Utilising digital services such as MedAdvisor, reCare and Active Scripts List is a straightforward way to enhance prescription loyalty. How many customers do you currently have on MedAdvisor? Are you running regular campaigns to promote uptake? Do you reward staff who excel in this area?
DAAs can increase prescription loyalty and enhance adherence, delivering a double uplift. Deliveries are under review as a free service, but if customers in neighbouring suburbs know via local area marketing that you deliver to their suburb, say, every Friday, could you move them from a convenience customer to a frequent flyer by combining delivery and DAA? Furthermore, would you get a return on your service investment?

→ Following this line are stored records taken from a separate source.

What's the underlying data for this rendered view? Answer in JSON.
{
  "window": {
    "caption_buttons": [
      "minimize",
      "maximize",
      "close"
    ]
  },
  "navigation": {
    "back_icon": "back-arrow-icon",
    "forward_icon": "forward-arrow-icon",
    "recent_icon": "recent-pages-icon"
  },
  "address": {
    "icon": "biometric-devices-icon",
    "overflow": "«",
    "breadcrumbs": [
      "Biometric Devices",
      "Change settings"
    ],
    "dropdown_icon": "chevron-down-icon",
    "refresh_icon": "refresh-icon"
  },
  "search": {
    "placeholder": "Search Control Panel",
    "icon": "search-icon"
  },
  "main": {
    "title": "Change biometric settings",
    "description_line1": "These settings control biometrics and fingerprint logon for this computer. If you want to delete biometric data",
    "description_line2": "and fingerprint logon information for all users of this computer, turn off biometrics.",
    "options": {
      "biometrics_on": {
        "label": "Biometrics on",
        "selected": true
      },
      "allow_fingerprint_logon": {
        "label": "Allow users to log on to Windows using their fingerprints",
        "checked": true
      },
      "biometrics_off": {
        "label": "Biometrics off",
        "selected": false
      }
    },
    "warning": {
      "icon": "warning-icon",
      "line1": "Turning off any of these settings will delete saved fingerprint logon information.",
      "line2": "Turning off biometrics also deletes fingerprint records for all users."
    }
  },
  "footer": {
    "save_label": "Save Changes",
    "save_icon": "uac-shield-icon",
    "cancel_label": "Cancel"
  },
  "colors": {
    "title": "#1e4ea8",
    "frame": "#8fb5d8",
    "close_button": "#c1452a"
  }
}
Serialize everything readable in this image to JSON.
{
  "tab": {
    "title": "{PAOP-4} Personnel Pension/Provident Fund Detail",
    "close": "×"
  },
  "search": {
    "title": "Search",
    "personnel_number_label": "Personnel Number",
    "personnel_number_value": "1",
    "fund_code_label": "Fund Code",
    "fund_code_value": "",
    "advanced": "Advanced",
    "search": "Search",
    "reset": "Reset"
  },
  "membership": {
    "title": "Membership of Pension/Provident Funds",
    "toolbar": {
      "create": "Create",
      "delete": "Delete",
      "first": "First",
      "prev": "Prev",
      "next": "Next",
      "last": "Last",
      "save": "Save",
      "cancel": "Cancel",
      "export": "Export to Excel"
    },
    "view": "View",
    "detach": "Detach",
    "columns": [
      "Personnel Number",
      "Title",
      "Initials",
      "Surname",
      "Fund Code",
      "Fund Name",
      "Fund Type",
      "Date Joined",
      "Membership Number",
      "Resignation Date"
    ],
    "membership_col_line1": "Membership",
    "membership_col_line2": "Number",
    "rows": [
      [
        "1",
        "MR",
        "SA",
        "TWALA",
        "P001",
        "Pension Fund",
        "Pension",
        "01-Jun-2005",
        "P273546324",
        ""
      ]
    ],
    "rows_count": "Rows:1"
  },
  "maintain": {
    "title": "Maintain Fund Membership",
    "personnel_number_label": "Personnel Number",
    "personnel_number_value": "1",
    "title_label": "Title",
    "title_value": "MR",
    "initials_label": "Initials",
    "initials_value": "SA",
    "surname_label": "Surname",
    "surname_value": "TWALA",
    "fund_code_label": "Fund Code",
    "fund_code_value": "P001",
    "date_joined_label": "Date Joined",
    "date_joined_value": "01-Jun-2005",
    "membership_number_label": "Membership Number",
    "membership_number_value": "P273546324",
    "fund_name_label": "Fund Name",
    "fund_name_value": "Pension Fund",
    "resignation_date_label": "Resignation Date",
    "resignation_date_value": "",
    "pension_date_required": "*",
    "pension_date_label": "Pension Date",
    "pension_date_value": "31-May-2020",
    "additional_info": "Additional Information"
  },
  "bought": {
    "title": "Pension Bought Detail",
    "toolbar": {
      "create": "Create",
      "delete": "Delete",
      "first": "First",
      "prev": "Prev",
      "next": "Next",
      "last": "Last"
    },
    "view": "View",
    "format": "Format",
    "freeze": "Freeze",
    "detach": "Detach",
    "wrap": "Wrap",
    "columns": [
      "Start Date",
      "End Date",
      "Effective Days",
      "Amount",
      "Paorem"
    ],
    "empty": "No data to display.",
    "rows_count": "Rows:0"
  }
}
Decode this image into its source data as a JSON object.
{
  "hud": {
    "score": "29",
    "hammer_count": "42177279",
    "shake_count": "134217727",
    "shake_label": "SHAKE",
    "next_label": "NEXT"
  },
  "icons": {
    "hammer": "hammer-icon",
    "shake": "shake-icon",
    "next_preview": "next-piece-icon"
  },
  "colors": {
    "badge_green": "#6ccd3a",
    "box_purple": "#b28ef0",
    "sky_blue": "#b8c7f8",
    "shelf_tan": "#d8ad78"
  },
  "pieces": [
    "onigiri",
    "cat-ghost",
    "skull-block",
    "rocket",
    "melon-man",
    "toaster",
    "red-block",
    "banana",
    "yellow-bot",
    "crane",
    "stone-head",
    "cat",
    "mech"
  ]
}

A group of stores that piloted NostraData’s prescription loyalty platform, EchoRx, was able to identify their customers according to prescription loyalty, and deliver tailored services such as those mentioned above, and was able to realise a significant increase in prescription loyalty and revenue uplift across cohorts of patients.
The double dispense policy has raised significant concerns for pharmacists, pharmacy owners and customers alike.
The policy’s implementation has resulted in unintended consequences, with vulnerable individuals and those with complex medication needs often bearing the brunt of the financial burden.
It’s evident that pharmacies must adapt and find innovative solutions to mitigate the impacts of this policy while ensuring continued access to affordable healthcare for all Australians.
As pharmacists, we have the power to make a difference and shape the future of community pharmacy. It’s time to explore alternative avenues beyond price increases and take proactive steps to increase prescription loyalty.
By capturing a larger share of customers and securing a greater share of prescriptions from existing customers, we can not only mitigate the effects of the double dispense policy, but also improve the overall sustainability and viability of community pharmacies.
To achieve this, it’s crucial to understand our specific numbers and conduct a comprehensive review of our service catalogue.
Embracing technology-enabled strategies that resonate with customers, such as digital services like MedAdvisor, reCare, and Active Scripts List, can enhance prescription loyalty.
Additionally, services such as DAAs and tailored delivery options can further strengthen customer loyalty and adherence.
Collaboration within our teams is paramount. By devising a plan together and continuously monitoring and adjusting our strategies based on measured outcomes, we can ensure that we provide the right services and support our customers’ needs.
Rewarding staff who excel in digital service uptake and foster a culture of customer-centric care will further drive prescription loyalty and enhance the overall pharmacy experience.
It’s time for all pharmacists to act and outperform by increasing prescription loyalty. Let’s seize this opportunity to shape the future of community pharmacy and ensure we continue serving our communities effectively.
Together, we can navigate the challenges the double dispense policy poses, and reaffirm our role as a vital pillar in Australia’s healthcare ecosystem. Act now and make a difference in the lives of millions of Australians.
Written by NostraData Clinical and Customer Solutions Manager Nick Biggs and Director Mike Da Gama.
This feature was originally published in the August issue of Retail Pharmacy magazine.